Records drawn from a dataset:
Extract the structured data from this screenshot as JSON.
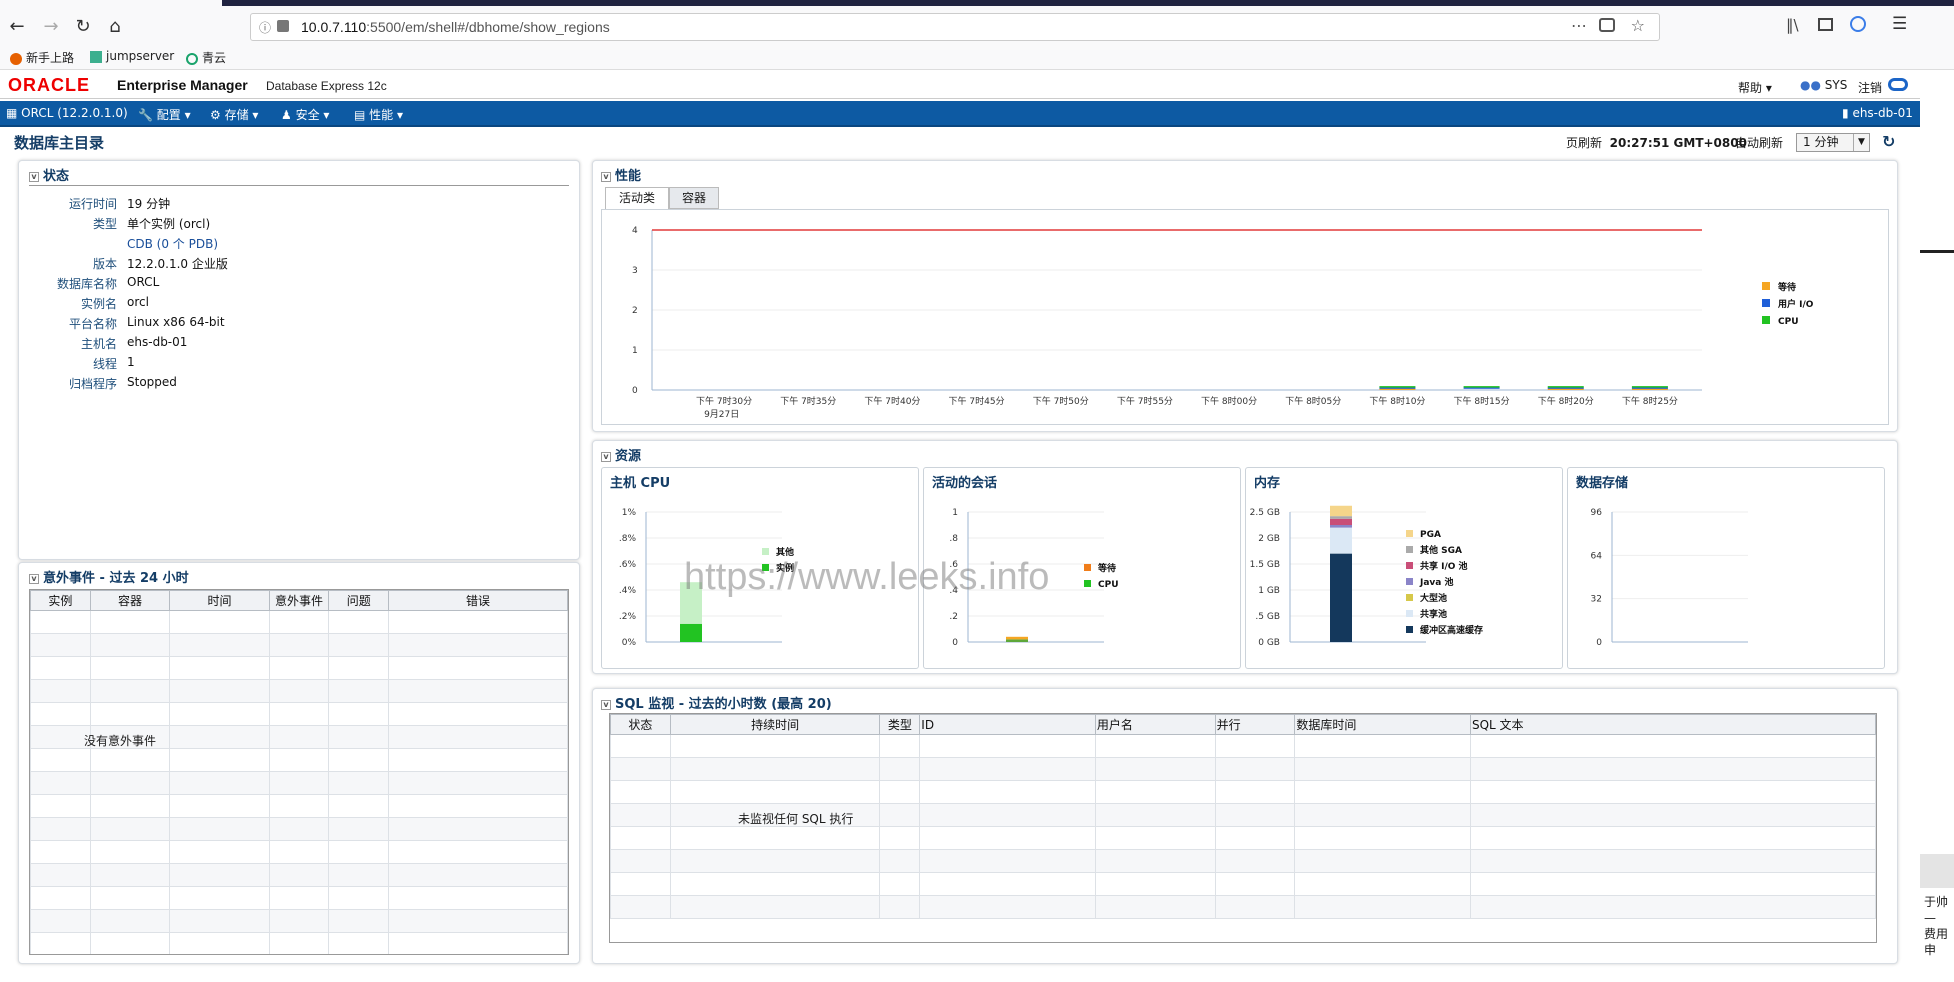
{
  "browser": {
    "url_host": "10.0.7.110",
    "url_rest": ":5500/em/shell#/dbhome/show_regions",
    "bookmarks": [
      "新手上路",
      "jumpserver",
      "青云"
    ]
  },
  "header": {
    "logo": "ORACLE",
    "product": "Enterprise Manager",
    "edition": "Database Express 12c",
    "help": "帮助",
    "user": "SYS",
    "logout": "注销"
  },
  "navbar": {
    "instance": "ORCL (12.2.0.1.0)",
    "menus": [
      "配置",
      "存储",
      "安全",
      "性能"
    ],
    "host": "ehs-db-01"
  },
  "page": {
    "title": "数据库主目录",
    "refresh_label": "页刷新",
    "refresh_time": "20:27:51 GMT+0800",
    "auto_refresh_label": "自动刷新",
    "auto_refresh_value": "1 分钟"
  },
  "status": {
    "title": "状态",
    "rows": [
      {
        "label": "运行时间",
        "value": "19 分钟"
      },
      {
        "label": "类型",
        "value": "单个实例 (orcl)"
      },
      {
        "label": "",
        "value": "CDB (0 个 PDB)"
      },
      {
        "label": "版本",
        "value": "12.2.0.1.0 企业版"
      },
      {
        "label": "数据库名称",
        "value": "ORCL"
      },
      {
        "label": "实例名",
        "value": "orcl"
      },
      {
        "label": "平台名称",
        "value": "Linux x86 64-bit"
      },
      {
        "label": "主机名",
        "value": "ehs-db-01"
      },
      {
        "label": "线程",
        "value": "1"
      },
      {
        "label": "归档程序",
        "value": "Stopped"
      }
    ]
  },
  "incidents": {
    "title": "意外事件 - 过去 24 小时",
    "columns": [
      "实例",
      "容器",
      "时间",
      "意外事件",
      "问题",
      "错误"
    ],
    "empty": "没有意外事件"
  },
  "performance": {
    "title": "性能",
    "tabs": [
      "活动类",
      "容器"
    ],
    "legend": [
      {
        "name": "等待",
        "color": "#f5a623"
      },
      {
        "name": "用户 I/O",
        "color": "#1f5fd8"
      },
      {
        "name": "CPU",
        "color": "#22c322"
      }
    ]
  },
  "resources": {
    "title": "资源",
    "host_cpu": {
      "title": "主机 CPU",
      "legend": [
        "其他",
        "实例"
      ]
    },
    "sessions": {
      "title": "活动的会话",
      "legend": [
        "等待",
        "CPU"
      ]
    },
    "memory": {
      "title": "内存",
      "legend": [
        "PGA",
        "其他 SGA",
        "共享 I/O 池",
        "Java 池",
        "大型池",
        "共享池",
        "缓冲区高速缓存"
      ]
    },
    "storage": {
      "title": "数据存储"
    }
  },
  "sql_monitor": {
    "title": "SQL 监视 - 过去的小时数 (最高 20)",
    "columns": [
      "状态",
      "持续时间",
      "类型",
      "ID",
      "用户名",
      "并行",
      "数据库时间",
      "SQL 文本"
    ],
    "empty": "未监视任何 SQL 执行"
  },
  "watermark": "https://www.leeks.info",
  "side_text": [
    "于帅—",
    "费用申"
  ],
  "chart_data": [
    {
      "type": "line",
      "title": "活动类",
      "x": [
        "下午 7时30分",
        "下午 7时35分",
        "下午 7时40分",
        "下午 7时45分",
        "下午 7时50分",
        "下午 7时55分",
        "下午 8时00分",
        "下午 8时05分",
        "下午 8时10分",
        "下午 8时15分",
        "下午 8时20分",
        "下午 8时25分"
      ],
      "x_sub": "9月27日",
      "ylim": [
        0,
        4
      ],
      "yticks": [
        0,
        1,
        2,
        3,
        4
      ],
      "series": [
        {
          "name": "等待",
          "values": [
            0,
            0,
            0,
            0,
            0,
            0,
            0,
            0,
            0.02,
            0,
            0.02,
            0.04
          ]
        },
        {
          "name": "用户 I/O",
          "values": [
            0,
            0,
            0,
            0,
            0,
            0,
            0,
            0,
            0.04,
            0.01,
            0.01,
            0.01
          ]
        },
        {
          "name": "CPU",
          "values": [
            0,
            0,
            0,
            0,
            0,
            0,
            0,
            0,
            0.02,
            0.01,
            0.01,
            0.01
          ]
        }
      ],
      "reference_line": 4
    },
    {
      "type": "bar",
      "title": "主机 CPU",
      "yticks": [
        "0%",
        ".2%",
        ".4%",
        ".6%",
        ".8%",
        "1%"
      ],
      "ylim": [
        0,
        1
      ],
      "series": [
        {
          "name": "实例",
          "values": [
            0.14
          ]
        },
        {
          "name": "其他",
          "values": [
            0.32
          ]
        }
      ]
    },
    {
      "type": "bar",
      "title": "活动的会话",
      "yticks": [
        "0",
        ".2",
        ".4",
        ".6",
        ".8",
        "1"
      ],
      "ylim": [
        0,
        1
      ],
      "series": [
        {
          "name": "CPU",
          "values": [
            0.02
          ]
        },
        {
          "name": "等待",
          "values": [
            0.02
          ]
        }
      ]
    },
    {
      "type": "bar",
      "title": "内存",
      "yticks": [
        "0 GB",
        ".5 GB",
        "1 GB",
        "1.5 GB",
        "2 GB",
        "2.5 GB"
      ],
      "ylim": [
        0,
        2.5
      ],
      "series": [
        {
          "name": "缓冲区高速缓存",
          "values": [
            1.7
          ]
        },
        {
          "name": "共享池",
          "values": [
            0.5
          ]
        },
        {
          "name": "Java 池",
          "values": [
            0.05
          ]
        },
        {
          "name": "共享 I/O 池",
          "values": [
            0.12
          ]
        },
        {
          "name": "其他 SGA",
          "values": [
            0.05
          ]
        },
        {
          "name": "PGA",
          "values": [
            0.2
          ]
        }
      ]
    },
    {
      "type": "bar",
      "title": "数据存储",
      "yticks": [
        "0",
        "32",
        "64",
        "96"
      ],
      "ylim": [
        0,
        96
      ]
    }
  ]
}
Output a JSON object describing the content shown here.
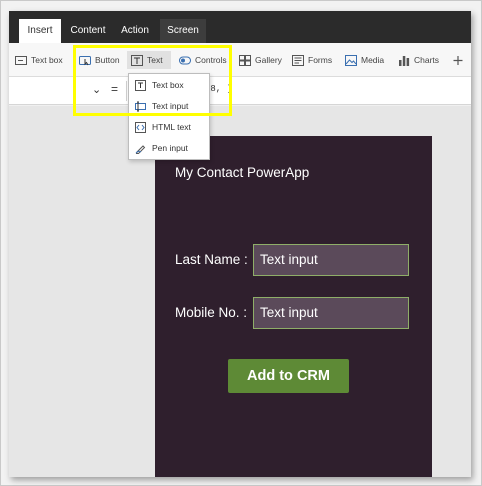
{
  "tabs": [
    {
      "label": "Insert",
      "active": true
    },
    {
      "label": "Content",
      "active": false
    },
    {
      "label": "Action",
      "active": false
    },
    {
      "label": "Screen",
      "active": false
    }
  ],
  "ribbon": {
    "textbox": "Text box",
    "button": "Button",
    "text": "Text",
    "controls": "Controls",
    "gallery": "Gallery",
    "forms": "Forms",
    "media": "Media",
    "charts": "Charts"
  },
  "formula": {
    "expression": "48, )"
  },
  "dropdown": {
    "items": [
      "Text box",
      "Text input",
      "HTML text",
      "Pen input"
    ]
  },
  "app": {
    "title": "My Contact PowerApp",
    "last_name_label": "Last Name :",
    "last_name_value": "Text input",
    "mobile_label": "Mobile No. :",
    "mobile_value": "Text input",
    "add_button": "Add to CRM"
  },
  "colors": {
    "highlight": "#ffff00",
    "app_background": "#2f1f2d",
    "button_green": "#5e8a36",
    "input_border": "#8fae68"
  }
}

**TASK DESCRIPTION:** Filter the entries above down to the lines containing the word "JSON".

**WRITTEN RESPONSE:**
Extract the structured data from this screenshot as JSON.
Output a JSON object describing the content shown here.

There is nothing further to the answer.